Galungan festival is one of the most celebrated events by Balinese, as it is an inimitable 10 days festivity philosophically commemorates the triumph of Dharma (good) over Adharma (evil). Balinese believe that Gods visit their living descendants on Earth to mark this occasion with ceremonies involving elaborate offerings, food and dance, and depart on the tenth day, which is known as Kuningan day—the final day of the festival which brings events to a close.

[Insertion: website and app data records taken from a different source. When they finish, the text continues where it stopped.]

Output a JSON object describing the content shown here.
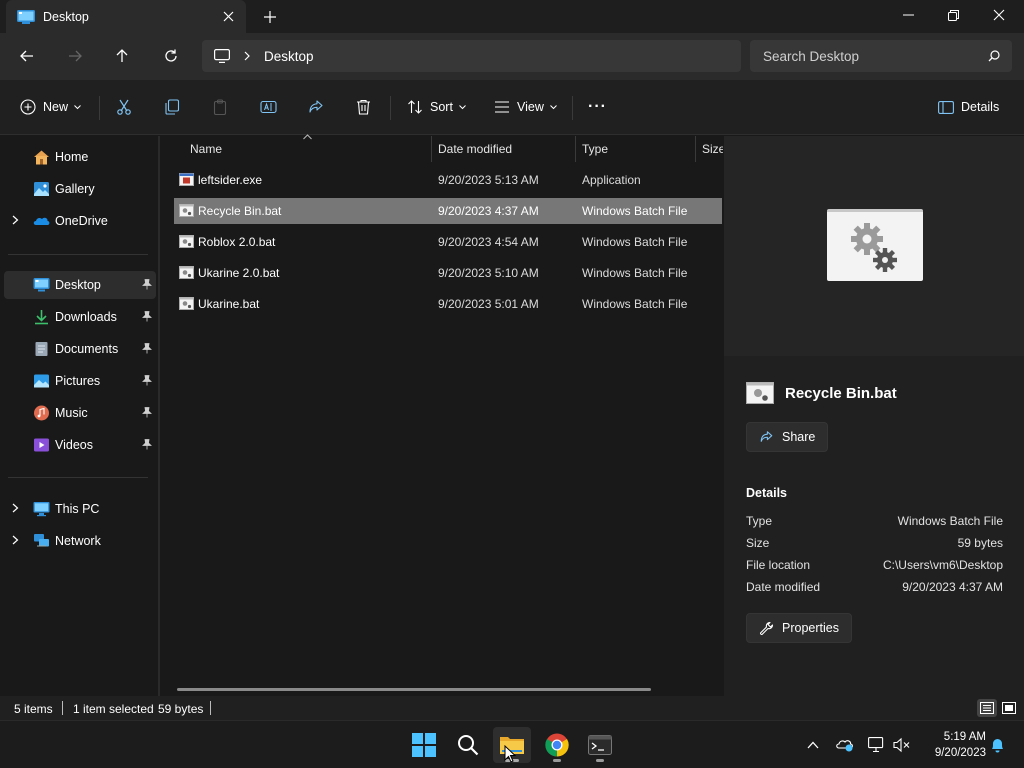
{
  "window": {
    "tab_title": "Desktop",
    "new_tab_symbol": "+"
  },
  "nav": {
    "breadcrumb": [
      "Desktop"
    ],
    "search_placeholder": "Search Desktop"
  },
  "toolbar": {
    "new_label": "New",
    "sort_label": "Sort",
    "view_label": "View",
    "more_label": "···",
    "details_label": "Details"
  },
  "sidebar": {
    "quick": [
      {
        "label": "Home",
        "icon": "home-icon"
      },
      {
        "label": "Gallery",
        "icon": "gallery-icon"
      },
      {
        "label": "OneDrive",
        "icon": "onedrive-icon"
      }
    ],
    "pinned": [
      {
        "label": "Desktop",
        "icon": "desktop-icon"
      },
      {
        "label": "Downloads",
        "icon": "downloads-icon"
      },
      {
        "label": "Documents",
        "icon": "documents-icon"
      },
      {
        "label": "Pictures",
        "icon": "pictures-icon"
      },
      {
        "label": "Music",
        "icon": "music-icon"
      },
      {
        "label": "Videos",
        "icon": "videos-icon"
      }
    ],
    "locations": [
      {
        "label": "This PC",
        "icon": "this-pc-icon"
      },
      {
        "label": "Network",
        "icon": "network-icon"
      }
    ]
  },
  "columns": {
    "name": "Name",
    "date": "Date modified",
    "type": "Type",
    "size": "Size"
  },
  "files": [
    {
      "name": "leftsider.exe",
      "date": "9/20/2023 5:13 AM",
      "type": "Application"
    },
    {
      "name": "Recycle Bin.bat",
      "date": "9/20/2023 4:37 AM",
      "type": "Windows Batch File"
    },
    {
      "name": "Roblox 2.0.bat",
      "date": "9/20/2023 4:54 AM",
      "type": "Windows Batch File"
    },
    {
      "name": "Ukarine 2.0.bat",
      "date": "9/20/2023 5:10 AM",
      "type": "Windows Batch File"
    },
    {
      "name": "Ukarine.bat",
      "date": "9/20/2023 5:01 AM",
      "type": "Windows Batch File"
    }
  ],
  "details_pane": {
    "title": "Recycle Bin.bat",
    "share_label": "Share",
    "section_label": "Details",
    "properties": [
      {
        "key": "Type",
        "value": "Windows Batch File"
      },
      {
        "key": "Size",
        "value": "59 bytes"
      },
      {
        "key": "File location",
        "value": "C:\\Users\\vm6\\Desktop"
      },
      {
        "key": "Date modified",
        "value": "9/20/2023 4:37 AM"
      }
    ],
    "properties_label": "Properties"
  },
  "status": {
    "items_count": "5 items",
    "selection": "1 item selected",
    "selection_size": "59 bytes"
  },
  "clock": {
    "time": "5:19 AM",
    "date": "9/20/2023"
  },
  "colors": {
    "selection": "#777777",
    "accent": "#4cc2ff",
    "background": "#191919"
  }
}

During this festival people would encounter flimsy bamboo poles on every byway and highway and outside virtually every Balinese home that adorned with, paddies, white and yellow fabric, fruit, flowers and coconut leaves, as they fluttering aimlessly in the breeze. These poles are known as “penjor” in which a symbolization to the existence of Mount Agung—the highest place in Bali as it is believed to be the place of all Gods. The decoration with paddies and others plantation is a representation of prosperity for the land of Bali.
The tradition of this festival is started with series of ceremonial ritual. Penyekeban, the day when villagers start ripening bananas for Galungan offerings; Penyajaan, it is the next day where Balinese start to make rice cakes for offerings; Penampahan is the day before Galungan when animals such as pigs and chickens are sacrificed for offerings as the meat knowingly used to make traditional spicy such as lawar, satay, jackfruit, dozens of herbs and spices. This is also a day when penjors will be erected. On Galungan day, people dress up in Balinese costumes (women with kebaya and men with udeng), visiting temple to pray in the early morning with the offerings prepared before as it also the day to meet big family from the same descendants. The following day, Manis, is the day to visit friends and others family members as it also the occasion to taking a rest from a busy festival.

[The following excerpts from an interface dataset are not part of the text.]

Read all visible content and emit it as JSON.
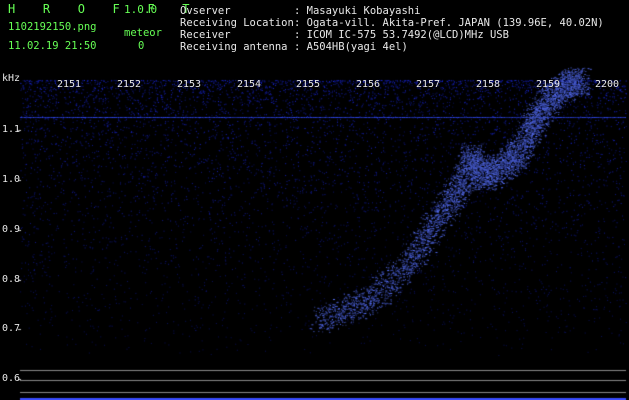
{
  "app": {
    "name": "H R O F F T",
    "version": "1.0.0"
  },
  "file": {
    "name": "1102192150.png",
    "datetime": "11.02.19 21:50"
  },
  "meteor": {
    "label": "meteor",
    "count": "0"
  },
  "info": [
    {
      "key": "Ovserver",
      "value": ": Masayuki Kobayashi"
    },
    {
      "key": "Receiving Location",
      "value": ": Ogata-vill. Akita-Pref. JAPAN (139.96E, 40.02N)"
    },
    {
      "key": "Receiver",
      "value": ": ICOM IC-575 53.7492(@LCD)MHz USB"
    },
    {
      "key": "Receiving antenna",
      "value": ": A504HB(yagi 4el)"
    }
  ],
  "axis": {
    "unit": "kHz",
    "y_labels": [
      "1.1",
      "1.0",
      "0.9",
      "0.8",
      "0.7",
      "0.6"
    ],
    "x_labels": [
      "2151",
      "2152",
      "2153",
      "2154",
      "2155",
      "2156",
      "2157",
      "2158",
      "2159",
      "2200"
    ]
  },
  "colors": {
    "header_green": "#66ff55",
    "label_white": "#e8e8e8",
    "signal_blue": "#3a4cff",
    "background": "#000000"
  }
}
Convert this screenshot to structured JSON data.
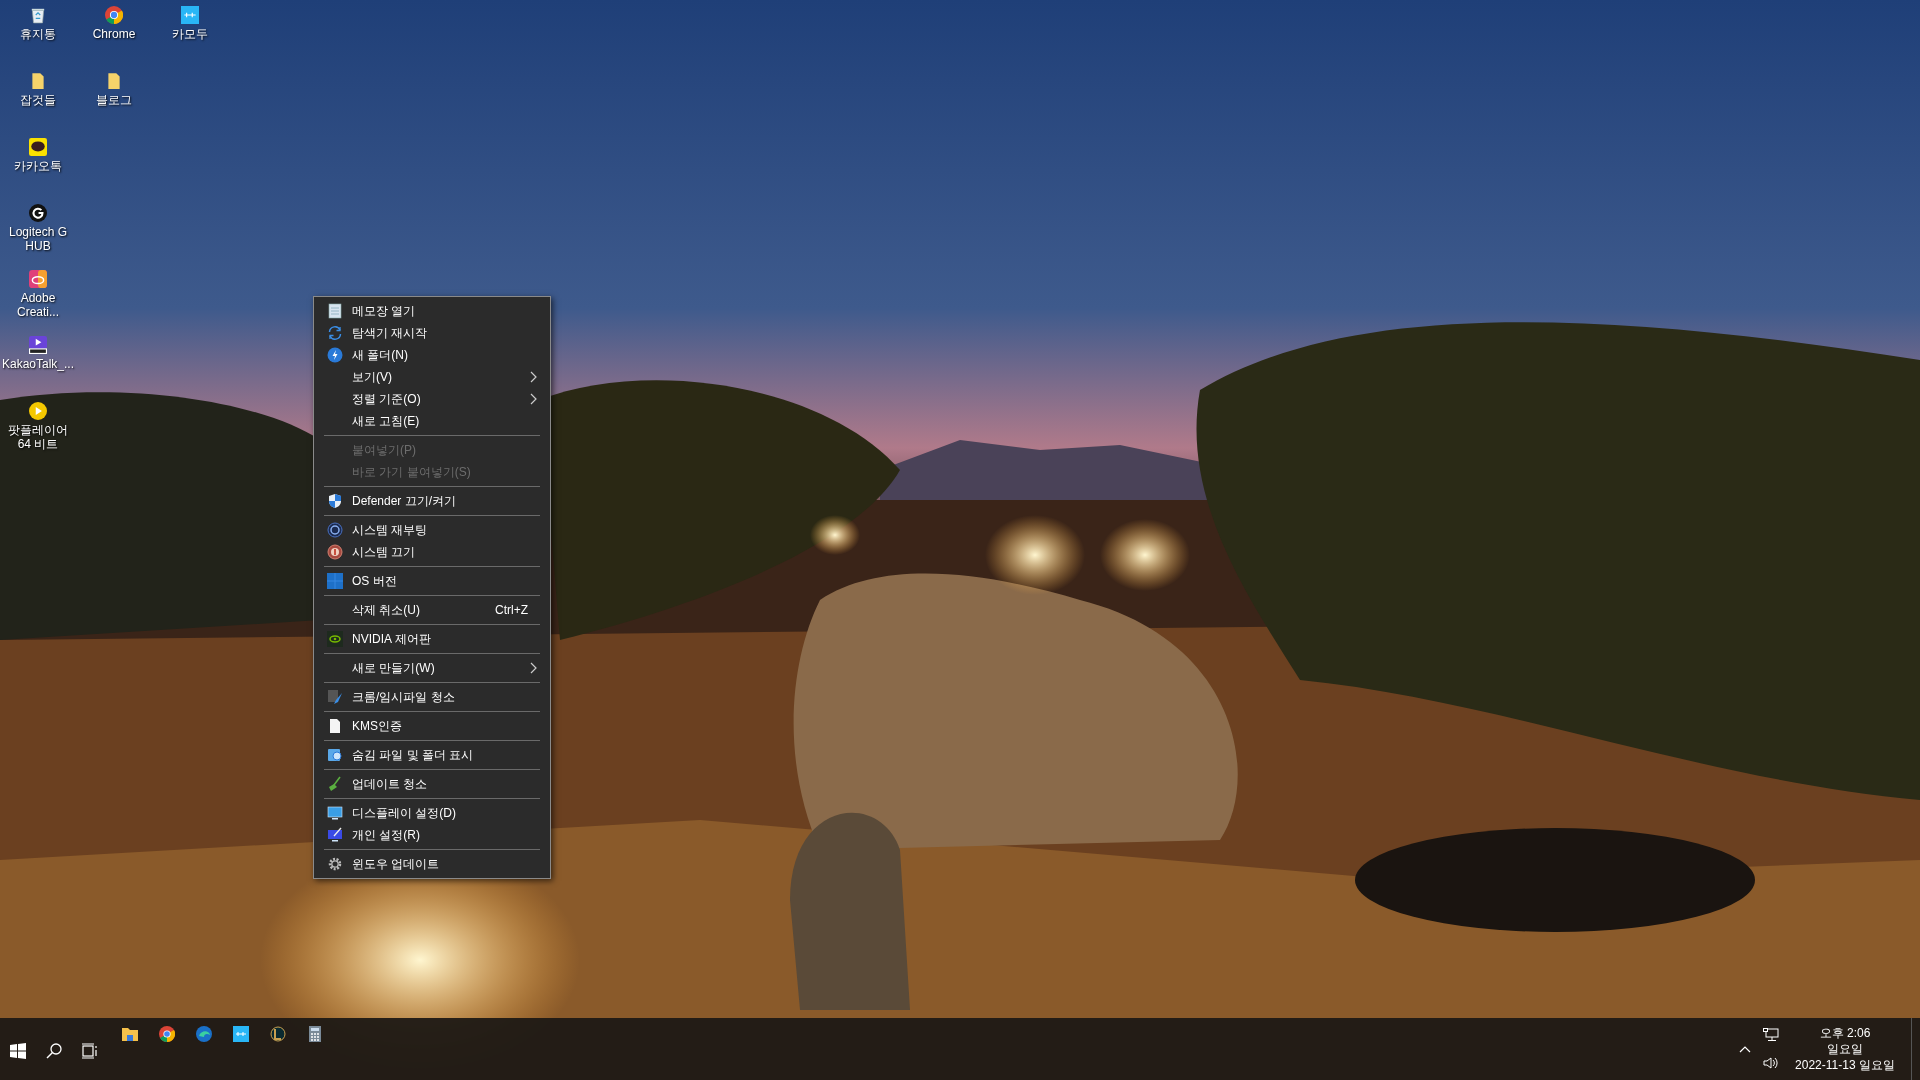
{
  "desktop": {
    "columns": [
      [
        {
          "label": "휴지통"
        },
        {
          "label": "잡것들"
        },
        {
          "label": "카카오톡"
        },
        {
          "label": "Logitech G HUB"
        },
        {
          "label": "Adobe Creati..."
        },
        {
          "label": "KakaoTalk_..."
        },
        {
          "label": "팟플레이어 64 비트"
        }
      ],
      [
        {
          "label": "Chrome"
        },
        {
          "label": "블로그"
        }
      ],
      [
        {
          "label": "카모두"
        }
      ]
    ]
  },
  "context_menu": {
    "groups": [
      [
        {
          "label": "메모장 열기",
          "disabled": false,
          "submenu": false
        },
        {
          "label": "탐색기 재시작",
          "disabled": false,
          "submenu": false
        },
        {
          "label": "새 폴더(N)",
          "disabled": false,
          "submenu": false
        },
        {
          "label": "보기(V)",
          "disabled": false,
          "submenu": true
        },
        {
          "label": "정렬 기준(O)",
          "disabled": false,
          "submenu": true
        },
        {
          "label": "새로 고침(E)",
          "disabled": false,
          "submenu": false
        }
      ],
      [
        {
          "label": "붙여넣기(P)",
          "disabled": true,
          "submenu": false
        },
        {
          "label": "바로 가기 붙여넣기(S)",
          "disabled": true,
          "submenu": false
        }
      ],
      [
        {
          "label": "Defender 끄기/켜기",
          "disabled": false,
          "submenu": false
        }
      ],
      [
        {
          "label": "시스템 재부팅",
          "disabled": false,
          "submenu": false
        },
        {
          "label": "시스템 끄기",
          "disabled": false,
          "submenu": false
        }
      ],
      [
        {
          "label": "OS 버전",
          "disabled": false,
          "submenu": false
        }
      ],
      [
        {
          "label": "삭제 취소(U)",
          "shortcut": "Ctrl+Z",
          "disabled": false,
          "submenu": false
        }
      ],
      [
        {
          "label": "NVIDIA 제어판",
          "disabled": false,
          "submenu": false
        }
      ],
      [
        {
          "label": "새로 만들기(W)",
          "disabled": false,
          "submenu": true
        }
      ],
      [
        {
          "label": "크롬/임시파일 청소",
          "disabled": false,
          "submenu": false
        }
      ],
      [
        {
          "label": "KMS인증",
          "disabled": false,
          "submenu": false
        }
      ],
      [
        {
          "label": "숨김 파일 및 폴더 표시",
          "disabled": false,
          "submenu": false
        }
      ],
      [
        {
          "label": "업데이트 청소",
          "disabled": false,
          "submenu": false
        }
      ],
      [
        {
          "label": "디스플레이 설정(D)",
          "disabled": false,
          "submenu": false
        },
        {
          "label": "개인 설정(R)",
          "disabled": false,
          "submenu": false
        }
      ],
      [
        {
          "label": "윈도우 업데이트",
          "disabled": false,
          "submenu": false
        }
      ]
    ]
  },
  "tray": {
    "time": "오후 2:06",
    "day": "일요일",
    "date": "2022-11-13 일요일"
  }
}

Kuningan day is ending the festival. Whilst Galungan on Balinese calendar falls on Wednesday every six month, Kuningan is celebrated on Saturday in the following week. The tradition of Kuningan is practically similar to Galungan as Balinese people go to temple and pray in the early morning but unlike Galungan, all ceremonial tokens of appreciation must be performed before 12 noon to farewell the spirits as they depart from the Earth.
Photo by Andre Ramayadi